TASK TO COMPLETE:
Below are some entries; state how many of their lines include the word "likes" and give no more than that number.

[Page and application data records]

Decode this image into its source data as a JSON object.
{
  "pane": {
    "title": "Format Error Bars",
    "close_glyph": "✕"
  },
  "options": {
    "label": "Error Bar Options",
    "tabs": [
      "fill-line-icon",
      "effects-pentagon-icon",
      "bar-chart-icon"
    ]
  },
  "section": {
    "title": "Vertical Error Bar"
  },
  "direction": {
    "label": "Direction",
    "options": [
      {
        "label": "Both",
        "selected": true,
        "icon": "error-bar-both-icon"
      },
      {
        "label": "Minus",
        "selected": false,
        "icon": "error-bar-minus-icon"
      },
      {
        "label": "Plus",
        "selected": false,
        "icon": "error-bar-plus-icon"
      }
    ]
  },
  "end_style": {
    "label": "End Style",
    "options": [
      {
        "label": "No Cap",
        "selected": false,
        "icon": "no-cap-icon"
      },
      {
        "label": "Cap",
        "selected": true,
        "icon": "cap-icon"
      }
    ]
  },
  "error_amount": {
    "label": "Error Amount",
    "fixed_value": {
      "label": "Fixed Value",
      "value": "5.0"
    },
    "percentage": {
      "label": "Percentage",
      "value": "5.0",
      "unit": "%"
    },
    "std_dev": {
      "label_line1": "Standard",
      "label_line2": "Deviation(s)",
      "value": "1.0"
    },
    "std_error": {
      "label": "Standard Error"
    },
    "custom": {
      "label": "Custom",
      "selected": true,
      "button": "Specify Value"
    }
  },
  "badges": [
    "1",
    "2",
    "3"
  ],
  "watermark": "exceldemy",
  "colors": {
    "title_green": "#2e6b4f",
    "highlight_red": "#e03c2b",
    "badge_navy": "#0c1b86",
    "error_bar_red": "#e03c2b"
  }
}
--
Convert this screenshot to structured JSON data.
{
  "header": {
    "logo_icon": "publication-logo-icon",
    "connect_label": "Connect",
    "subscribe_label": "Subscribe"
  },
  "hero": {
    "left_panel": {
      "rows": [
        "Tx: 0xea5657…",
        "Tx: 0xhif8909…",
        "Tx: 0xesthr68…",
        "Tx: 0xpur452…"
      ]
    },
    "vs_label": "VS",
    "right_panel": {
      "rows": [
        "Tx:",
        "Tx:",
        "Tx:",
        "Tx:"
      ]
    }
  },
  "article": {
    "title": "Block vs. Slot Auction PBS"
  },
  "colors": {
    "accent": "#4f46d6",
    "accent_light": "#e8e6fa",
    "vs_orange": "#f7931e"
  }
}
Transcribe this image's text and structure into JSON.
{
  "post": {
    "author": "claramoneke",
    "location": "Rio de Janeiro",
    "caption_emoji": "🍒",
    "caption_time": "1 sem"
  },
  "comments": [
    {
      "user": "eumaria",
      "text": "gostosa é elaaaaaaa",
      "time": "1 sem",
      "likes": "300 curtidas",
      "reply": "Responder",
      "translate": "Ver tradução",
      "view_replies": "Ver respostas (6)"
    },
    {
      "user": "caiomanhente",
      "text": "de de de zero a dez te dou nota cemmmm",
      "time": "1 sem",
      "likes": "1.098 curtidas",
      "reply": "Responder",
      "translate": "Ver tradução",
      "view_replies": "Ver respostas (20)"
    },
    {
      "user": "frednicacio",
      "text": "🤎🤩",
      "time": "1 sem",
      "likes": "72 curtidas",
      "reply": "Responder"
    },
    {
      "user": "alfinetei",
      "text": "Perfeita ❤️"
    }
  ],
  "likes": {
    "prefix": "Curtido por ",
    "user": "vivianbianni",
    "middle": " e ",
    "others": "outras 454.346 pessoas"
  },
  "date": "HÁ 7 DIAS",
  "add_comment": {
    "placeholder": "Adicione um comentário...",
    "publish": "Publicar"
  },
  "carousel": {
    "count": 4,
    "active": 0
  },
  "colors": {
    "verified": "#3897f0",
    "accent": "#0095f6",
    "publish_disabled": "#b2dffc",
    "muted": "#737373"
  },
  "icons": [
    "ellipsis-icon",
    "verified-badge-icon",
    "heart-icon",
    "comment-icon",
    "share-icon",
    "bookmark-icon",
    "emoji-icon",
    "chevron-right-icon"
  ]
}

RESPONSE:
4